“This can help minimize the risk, because a human near a leashed dog is typically a strong deterrent,” Walrath said. “But being on leash doesn’t absolutely guarantee a territorial coyote won’t cause problems with a dog.”

If there has been a recent incident involving dog-aggressive coyotes in a particular area, Fish and Game recommends avoiding that area altogether for a period of a few weeks. Idaho Fish and Game’s Southwest Region will notify the public when coyote incidents occur, including on social media and the Southwest Region webpage.

While Fish and Game most commonly gets reports of coyote incidents on the wildland-urban interface, conflicts can occur just about anywhere. Coyotes are highly adaptable animals that can be found living and denning in city parks or along urban river corridors, which have good cover for hiding and abundant prey species. 

Coyotes are generally active at night, although they can be spotted during the day. They are naturally fearful of humans but may become more comfortable if given easy access to human food, garbage, pet food and small domestic pets.

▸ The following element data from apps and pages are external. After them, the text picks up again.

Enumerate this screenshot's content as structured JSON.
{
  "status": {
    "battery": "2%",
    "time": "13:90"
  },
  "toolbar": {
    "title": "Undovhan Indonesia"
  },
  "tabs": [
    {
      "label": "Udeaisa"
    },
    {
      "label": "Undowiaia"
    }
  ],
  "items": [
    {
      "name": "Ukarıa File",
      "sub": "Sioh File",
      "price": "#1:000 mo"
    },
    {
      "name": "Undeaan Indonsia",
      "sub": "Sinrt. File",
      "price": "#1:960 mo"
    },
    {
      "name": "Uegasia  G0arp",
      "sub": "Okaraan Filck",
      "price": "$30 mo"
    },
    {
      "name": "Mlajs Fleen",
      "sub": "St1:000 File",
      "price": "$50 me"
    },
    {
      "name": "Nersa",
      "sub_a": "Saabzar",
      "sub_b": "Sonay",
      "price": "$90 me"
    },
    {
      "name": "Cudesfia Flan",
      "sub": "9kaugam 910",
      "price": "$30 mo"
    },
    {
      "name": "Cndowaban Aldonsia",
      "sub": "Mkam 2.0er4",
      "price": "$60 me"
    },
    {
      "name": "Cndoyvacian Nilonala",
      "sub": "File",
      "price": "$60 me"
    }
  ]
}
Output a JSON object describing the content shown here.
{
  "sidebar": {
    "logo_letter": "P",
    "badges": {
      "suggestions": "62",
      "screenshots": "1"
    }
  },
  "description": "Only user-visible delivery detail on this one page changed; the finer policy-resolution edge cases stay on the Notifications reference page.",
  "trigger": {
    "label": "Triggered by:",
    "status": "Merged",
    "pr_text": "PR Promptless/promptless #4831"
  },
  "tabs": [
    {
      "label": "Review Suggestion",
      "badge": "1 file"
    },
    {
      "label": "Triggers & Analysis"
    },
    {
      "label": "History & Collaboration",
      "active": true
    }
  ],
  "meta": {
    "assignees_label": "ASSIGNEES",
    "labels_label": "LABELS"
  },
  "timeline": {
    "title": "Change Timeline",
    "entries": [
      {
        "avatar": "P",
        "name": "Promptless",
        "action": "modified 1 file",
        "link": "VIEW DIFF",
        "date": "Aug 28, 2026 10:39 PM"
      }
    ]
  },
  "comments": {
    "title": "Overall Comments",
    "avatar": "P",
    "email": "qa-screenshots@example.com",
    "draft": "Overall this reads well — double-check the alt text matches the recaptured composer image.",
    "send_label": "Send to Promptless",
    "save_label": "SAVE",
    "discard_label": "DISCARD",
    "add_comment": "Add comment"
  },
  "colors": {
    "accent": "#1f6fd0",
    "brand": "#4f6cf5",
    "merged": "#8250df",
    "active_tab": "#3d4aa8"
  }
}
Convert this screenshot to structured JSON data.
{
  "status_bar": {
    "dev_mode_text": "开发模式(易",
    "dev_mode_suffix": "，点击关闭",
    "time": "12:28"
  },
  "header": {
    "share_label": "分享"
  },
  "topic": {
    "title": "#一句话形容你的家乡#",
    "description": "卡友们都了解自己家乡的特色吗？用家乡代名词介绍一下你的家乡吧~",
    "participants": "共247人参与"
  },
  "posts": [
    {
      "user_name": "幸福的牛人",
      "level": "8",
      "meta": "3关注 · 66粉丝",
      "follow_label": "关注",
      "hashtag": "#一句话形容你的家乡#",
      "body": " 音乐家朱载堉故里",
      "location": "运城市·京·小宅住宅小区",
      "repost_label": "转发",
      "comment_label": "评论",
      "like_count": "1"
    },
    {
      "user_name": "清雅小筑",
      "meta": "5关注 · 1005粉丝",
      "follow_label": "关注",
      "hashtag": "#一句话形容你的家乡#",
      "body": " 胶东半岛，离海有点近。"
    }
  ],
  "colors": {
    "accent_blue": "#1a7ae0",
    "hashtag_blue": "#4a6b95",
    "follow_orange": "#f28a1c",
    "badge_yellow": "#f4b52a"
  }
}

Here are some additional steps recreationists and homeowners can take to keep their pets safe and prevent coyotes from becoming habituated to humans: 


  • Remove or secure attractants, such as pet food, trash or dog feces.
  • If you have a potential living food source for coyotes, such as chickens, secure their coops with wire mesh fences at least five feet high.
  • Don’t leave your dog outside unsupervised.
  • If possible, ensure your property boundaries are secure by keeping fences in good repair and letting your dogs out for bathroom breaks only in fenced areas, particularly at night. The American Kennel Club recommends solid fences of at least 6-feet tall, and buried in the ground at least 18 inches, and says that “coyote rollers” can provide additional deterrence.
  • If your property is not fenced, turn on outside lights and make noise before letting your dog outside, and consider taking your dog out on a lead for nighttime bathroom breaks.
  • Clear away brushy areas around your property that coyotes may see as safe denning or hiding spots.


  • Keep dogs on lead when using foothill trail systems.
  • If you know that an area has recently experienced dog-coyote encounters, consider using a different section of the Boise foothills that is open to recreation.
  • Consider bringing a loud noisemaker with you – a whistle, bell or horn – which can be helpful in scaring off a coyote.
  • Another option is carrying bear spray, and knowing how to use it. It’s not just for bears and can also be used as a highly effective tool against other mammals if an unsafe wildlife encounter occurs.
  • When hiking, make noise to announce yousr presence. Coyotes are leerier around humans
  • Be present, and aware of your surroundings and your dog.
  • Should you come into close contact with a coyote displaying aggressive behavior, follow these suggestions:
    • Do not approach
    • Do not run
    • Face the coyote, wave your arms slowly, and speak in a loud voice
    • Back away slowly, giving the coyote opportunity to escape
    • Maintain eye contact at all times
    • Fight back if attacked